▶ Exercise brief: Could you copy each line of the entries that contains "screenshot"?

++++ Dataset records ++++

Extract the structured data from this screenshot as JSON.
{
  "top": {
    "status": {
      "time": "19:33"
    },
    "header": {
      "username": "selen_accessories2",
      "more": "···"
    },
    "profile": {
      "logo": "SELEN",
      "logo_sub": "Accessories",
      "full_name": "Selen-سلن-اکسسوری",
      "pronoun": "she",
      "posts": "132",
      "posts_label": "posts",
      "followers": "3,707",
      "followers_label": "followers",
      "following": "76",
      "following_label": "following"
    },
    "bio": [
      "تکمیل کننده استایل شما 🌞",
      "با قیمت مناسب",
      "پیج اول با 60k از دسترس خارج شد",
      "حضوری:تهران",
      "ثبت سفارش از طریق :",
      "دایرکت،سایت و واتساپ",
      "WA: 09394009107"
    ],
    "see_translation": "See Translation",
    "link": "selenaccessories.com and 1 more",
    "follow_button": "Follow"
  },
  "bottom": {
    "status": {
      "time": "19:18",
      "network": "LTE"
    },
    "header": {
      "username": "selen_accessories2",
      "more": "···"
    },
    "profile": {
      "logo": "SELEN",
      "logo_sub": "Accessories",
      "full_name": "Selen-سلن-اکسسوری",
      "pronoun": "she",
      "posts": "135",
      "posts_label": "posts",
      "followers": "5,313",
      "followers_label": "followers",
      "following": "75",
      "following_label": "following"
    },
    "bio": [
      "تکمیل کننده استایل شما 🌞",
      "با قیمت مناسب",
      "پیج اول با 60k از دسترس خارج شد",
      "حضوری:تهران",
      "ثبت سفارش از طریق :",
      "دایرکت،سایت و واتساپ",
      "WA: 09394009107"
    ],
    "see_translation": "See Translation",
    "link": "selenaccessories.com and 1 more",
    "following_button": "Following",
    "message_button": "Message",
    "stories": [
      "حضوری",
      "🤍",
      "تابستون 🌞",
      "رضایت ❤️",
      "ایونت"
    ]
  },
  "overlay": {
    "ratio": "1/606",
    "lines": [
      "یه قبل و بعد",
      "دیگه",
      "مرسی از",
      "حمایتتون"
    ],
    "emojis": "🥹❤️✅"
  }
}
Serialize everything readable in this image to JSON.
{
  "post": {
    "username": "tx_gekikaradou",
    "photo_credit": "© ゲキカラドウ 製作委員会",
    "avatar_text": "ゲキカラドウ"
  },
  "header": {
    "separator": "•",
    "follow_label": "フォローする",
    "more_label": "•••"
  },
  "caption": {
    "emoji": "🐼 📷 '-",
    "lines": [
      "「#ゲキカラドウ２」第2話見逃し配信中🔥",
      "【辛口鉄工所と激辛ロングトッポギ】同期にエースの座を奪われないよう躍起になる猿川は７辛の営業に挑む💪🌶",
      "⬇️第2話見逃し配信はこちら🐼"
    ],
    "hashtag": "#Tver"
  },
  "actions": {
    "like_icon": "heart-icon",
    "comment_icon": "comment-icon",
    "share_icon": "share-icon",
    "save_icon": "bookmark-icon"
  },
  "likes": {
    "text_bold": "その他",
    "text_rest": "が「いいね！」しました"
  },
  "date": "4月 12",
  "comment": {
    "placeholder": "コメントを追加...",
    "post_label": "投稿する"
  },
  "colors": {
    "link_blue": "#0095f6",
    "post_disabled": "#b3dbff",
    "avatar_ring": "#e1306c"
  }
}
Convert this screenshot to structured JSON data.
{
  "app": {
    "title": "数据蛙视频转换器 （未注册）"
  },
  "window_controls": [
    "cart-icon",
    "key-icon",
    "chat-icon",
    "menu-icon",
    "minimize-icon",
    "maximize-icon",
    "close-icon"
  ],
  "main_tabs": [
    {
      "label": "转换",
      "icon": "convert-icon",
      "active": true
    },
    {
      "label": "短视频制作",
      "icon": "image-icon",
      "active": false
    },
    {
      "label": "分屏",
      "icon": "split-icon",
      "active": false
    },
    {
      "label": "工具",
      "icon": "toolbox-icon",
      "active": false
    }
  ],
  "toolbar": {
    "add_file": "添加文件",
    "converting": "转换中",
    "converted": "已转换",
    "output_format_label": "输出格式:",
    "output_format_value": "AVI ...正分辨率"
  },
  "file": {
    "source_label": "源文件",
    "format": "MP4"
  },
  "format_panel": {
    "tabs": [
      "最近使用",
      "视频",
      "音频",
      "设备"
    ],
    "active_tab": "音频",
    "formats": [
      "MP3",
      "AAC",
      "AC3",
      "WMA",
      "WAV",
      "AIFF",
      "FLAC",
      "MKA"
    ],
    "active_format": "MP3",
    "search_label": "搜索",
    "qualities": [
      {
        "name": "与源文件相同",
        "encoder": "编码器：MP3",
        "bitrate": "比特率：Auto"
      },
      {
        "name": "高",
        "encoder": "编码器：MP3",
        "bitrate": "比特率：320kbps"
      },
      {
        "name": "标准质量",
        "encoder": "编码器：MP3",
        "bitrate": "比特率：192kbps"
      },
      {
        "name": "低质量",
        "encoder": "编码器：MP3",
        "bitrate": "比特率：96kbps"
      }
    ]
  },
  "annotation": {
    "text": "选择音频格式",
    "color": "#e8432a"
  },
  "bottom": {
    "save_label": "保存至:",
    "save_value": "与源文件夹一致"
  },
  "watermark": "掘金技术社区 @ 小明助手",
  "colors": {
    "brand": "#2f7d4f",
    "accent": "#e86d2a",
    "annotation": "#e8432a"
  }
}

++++

▶ Response:
Extract the structured data from this screenshot as JSON.
Convert this screenshot to structured JSON data.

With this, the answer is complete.